The opening show, a "water spectacular" called The Sands of Dee, was written to take advantage of the theatre's greatest novelty – a 60,000-gallon steel water tank embedded beneath the stage, complete with a hydraulically controlled moving base, designed to create real waves.
"From what I can gather, the climax of the show saw a local actress from Totterdown – chosen because she was an expert swimmer – tied to a post in the middle of the tank by the villain, while the hero swims across the stage to rescue her," Martin says as he leads the way on to the historic stage – pointing out the decades of cast graffiti that mark the back of the safety curtain – featuring everyone from Jerry Springer to The Tweenies.
It wasn't just the spectacular water tank that made the building an engineering marvel in its day. Even its most mundane functions were state-of-the-art – it was even built with a revolutionary central vacuum cleaning system. The enormous machine, located beneath the stage, connected via hidden tubes to sockets on the walls of each room in the building.
"Cleaners would just come along and plug their tube into the sockets and start cleaning," Martin says. "It continued to be used until 1993, when the raked stage was levelled, so the vacuum machine had to be removed to make space below the stage."
The building was nearly lost when a fire ravaged backstage during an early panto season in 1948.
"The historic auditorium was saved partly because the safety curtain was down, and partly because the auditorium is built with a retractable disc in the centre of the dome, which was often removed for summer ventilation.

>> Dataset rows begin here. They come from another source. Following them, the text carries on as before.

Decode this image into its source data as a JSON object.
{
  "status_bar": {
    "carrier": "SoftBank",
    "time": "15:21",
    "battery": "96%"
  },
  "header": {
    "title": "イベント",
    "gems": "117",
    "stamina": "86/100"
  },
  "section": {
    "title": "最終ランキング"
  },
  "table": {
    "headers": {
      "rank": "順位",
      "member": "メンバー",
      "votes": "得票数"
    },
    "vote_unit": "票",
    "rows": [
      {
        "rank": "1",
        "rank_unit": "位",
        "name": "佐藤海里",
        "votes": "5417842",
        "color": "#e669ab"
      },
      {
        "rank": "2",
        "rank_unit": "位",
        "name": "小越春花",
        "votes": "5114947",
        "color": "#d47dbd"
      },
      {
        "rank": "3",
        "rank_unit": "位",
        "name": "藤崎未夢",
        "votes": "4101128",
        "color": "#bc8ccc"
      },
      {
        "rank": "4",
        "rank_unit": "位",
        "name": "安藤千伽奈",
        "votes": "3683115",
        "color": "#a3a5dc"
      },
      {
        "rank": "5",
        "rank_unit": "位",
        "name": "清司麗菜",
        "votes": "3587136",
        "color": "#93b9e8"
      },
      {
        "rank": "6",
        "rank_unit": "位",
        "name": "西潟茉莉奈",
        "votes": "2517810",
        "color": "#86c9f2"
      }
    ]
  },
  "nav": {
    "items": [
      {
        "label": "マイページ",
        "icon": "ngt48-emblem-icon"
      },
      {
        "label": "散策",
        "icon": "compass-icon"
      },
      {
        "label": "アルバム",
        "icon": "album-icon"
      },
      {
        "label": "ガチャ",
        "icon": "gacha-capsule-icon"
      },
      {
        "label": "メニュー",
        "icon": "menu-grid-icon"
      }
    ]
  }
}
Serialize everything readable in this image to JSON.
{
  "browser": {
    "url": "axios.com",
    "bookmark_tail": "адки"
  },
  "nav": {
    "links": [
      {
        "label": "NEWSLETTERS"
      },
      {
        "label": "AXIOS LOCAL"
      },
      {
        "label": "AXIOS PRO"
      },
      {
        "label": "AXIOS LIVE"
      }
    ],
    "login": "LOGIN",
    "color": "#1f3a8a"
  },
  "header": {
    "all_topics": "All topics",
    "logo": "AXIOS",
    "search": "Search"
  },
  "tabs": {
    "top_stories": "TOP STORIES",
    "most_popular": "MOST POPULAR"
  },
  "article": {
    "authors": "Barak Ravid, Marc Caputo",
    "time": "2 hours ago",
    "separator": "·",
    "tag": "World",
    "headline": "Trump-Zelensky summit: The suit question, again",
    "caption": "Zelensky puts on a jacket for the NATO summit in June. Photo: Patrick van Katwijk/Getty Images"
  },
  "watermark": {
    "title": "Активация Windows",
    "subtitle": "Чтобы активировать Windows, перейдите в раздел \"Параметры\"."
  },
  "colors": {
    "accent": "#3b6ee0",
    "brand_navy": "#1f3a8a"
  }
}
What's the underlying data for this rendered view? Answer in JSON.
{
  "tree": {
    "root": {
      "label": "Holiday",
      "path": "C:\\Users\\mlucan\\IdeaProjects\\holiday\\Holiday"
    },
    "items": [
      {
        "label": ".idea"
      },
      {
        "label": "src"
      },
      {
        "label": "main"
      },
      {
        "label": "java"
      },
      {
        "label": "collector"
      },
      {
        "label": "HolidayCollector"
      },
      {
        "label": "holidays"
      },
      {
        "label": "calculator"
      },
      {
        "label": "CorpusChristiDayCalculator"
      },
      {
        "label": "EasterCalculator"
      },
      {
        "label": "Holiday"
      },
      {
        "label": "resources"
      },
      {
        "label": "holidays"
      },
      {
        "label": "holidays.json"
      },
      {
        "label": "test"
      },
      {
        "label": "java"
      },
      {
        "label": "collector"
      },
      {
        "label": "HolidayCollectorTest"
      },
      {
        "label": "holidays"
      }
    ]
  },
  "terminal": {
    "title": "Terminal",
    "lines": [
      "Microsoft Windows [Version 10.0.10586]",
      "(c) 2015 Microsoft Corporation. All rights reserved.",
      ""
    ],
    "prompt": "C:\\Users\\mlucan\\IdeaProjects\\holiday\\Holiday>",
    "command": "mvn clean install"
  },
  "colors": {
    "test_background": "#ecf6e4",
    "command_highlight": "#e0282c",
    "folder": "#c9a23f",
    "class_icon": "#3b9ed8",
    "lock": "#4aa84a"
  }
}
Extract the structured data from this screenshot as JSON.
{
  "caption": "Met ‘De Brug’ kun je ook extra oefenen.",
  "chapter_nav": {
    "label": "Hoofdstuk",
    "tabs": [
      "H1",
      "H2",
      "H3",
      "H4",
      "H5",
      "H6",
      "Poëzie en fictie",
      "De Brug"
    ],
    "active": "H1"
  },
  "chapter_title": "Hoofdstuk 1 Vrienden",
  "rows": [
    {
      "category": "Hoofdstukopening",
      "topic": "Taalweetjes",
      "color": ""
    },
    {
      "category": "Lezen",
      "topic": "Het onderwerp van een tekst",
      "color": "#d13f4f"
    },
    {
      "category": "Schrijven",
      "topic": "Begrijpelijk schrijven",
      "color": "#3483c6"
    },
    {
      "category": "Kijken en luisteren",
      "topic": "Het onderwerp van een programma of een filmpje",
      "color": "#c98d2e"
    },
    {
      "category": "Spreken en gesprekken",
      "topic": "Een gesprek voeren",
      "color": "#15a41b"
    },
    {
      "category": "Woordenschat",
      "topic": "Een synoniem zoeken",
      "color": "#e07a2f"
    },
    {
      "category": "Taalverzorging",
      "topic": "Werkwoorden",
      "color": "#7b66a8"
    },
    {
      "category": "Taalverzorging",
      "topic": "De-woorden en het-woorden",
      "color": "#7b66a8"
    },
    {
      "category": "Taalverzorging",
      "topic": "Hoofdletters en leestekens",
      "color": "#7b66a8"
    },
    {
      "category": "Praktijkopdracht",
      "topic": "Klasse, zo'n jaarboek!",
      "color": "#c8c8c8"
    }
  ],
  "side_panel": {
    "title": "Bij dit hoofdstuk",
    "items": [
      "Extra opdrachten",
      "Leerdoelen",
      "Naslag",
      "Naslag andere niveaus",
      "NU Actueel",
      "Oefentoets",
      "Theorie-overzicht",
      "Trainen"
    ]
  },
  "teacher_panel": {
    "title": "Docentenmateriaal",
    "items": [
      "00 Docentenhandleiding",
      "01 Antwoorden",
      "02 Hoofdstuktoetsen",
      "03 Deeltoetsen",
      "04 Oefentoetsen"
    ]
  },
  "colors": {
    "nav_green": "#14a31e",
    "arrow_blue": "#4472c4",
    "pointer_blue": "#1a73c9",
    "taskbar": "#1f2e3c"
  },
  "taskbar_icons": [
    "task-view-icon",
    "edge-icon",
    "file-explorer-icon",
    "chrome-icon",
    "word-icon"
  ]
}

"The Pyronaut fireboat was moored close enough in the harbour to be able to direct a hose on to the roof, showering the auditorium with water and saving it.
"The theatre was nearly lost for a second time in the late 1970s, when plans were afoot to either turn it into a bingo hall or a supermarket. But a wonderful local lady, Marjorie Bleasdale started a petition and successfully campaigned for the Hippodrome to be kept.
"Except for the 10 months it took to rebuild the fire-damaged stage in 1948, and a short period from 1931 to 1938 when it was used only as a cinema, the theatre has been in constant use throughout its 100 years – even through the war years, when during air raids the audience were sent beneath the stage."
Backstage we wander through the corridors of dressing rooms, past the steaming laundry room, and up successive flights of stairs until we finally enter the "fly floor"– the platform high above the stage from where a team of five "flymen" manually operate the stage rigging.
"Historically the job tended to be done by retired sailors, who were already used to working with ropes," Martin says.
"That's why whistling is still considered unlucky backstage in a theatre – the sailors used whistles to warn they were lowering the counterweights on the rigging."
The theatre is a hotbed of superstitions, and there are lots of stories among staff about ghosts in the building – with the auditorium toilets proving the most common place to sight the theatre's ghouls.
"Staff see people go in to the toilets and never come out," Martin says. "On another occasion one young lad working here walked down one of the fire escapes and saw a man sitting on the steps below. He knew it was locked at the bottom, and had been locked at the top, so he was spooked.
"He ran back to the top and locked the doors again. When he returned with other staff members, the man was gone – although there was no way he could have got out of the staircase.
"But this old theatre is alive with those sorts of stories."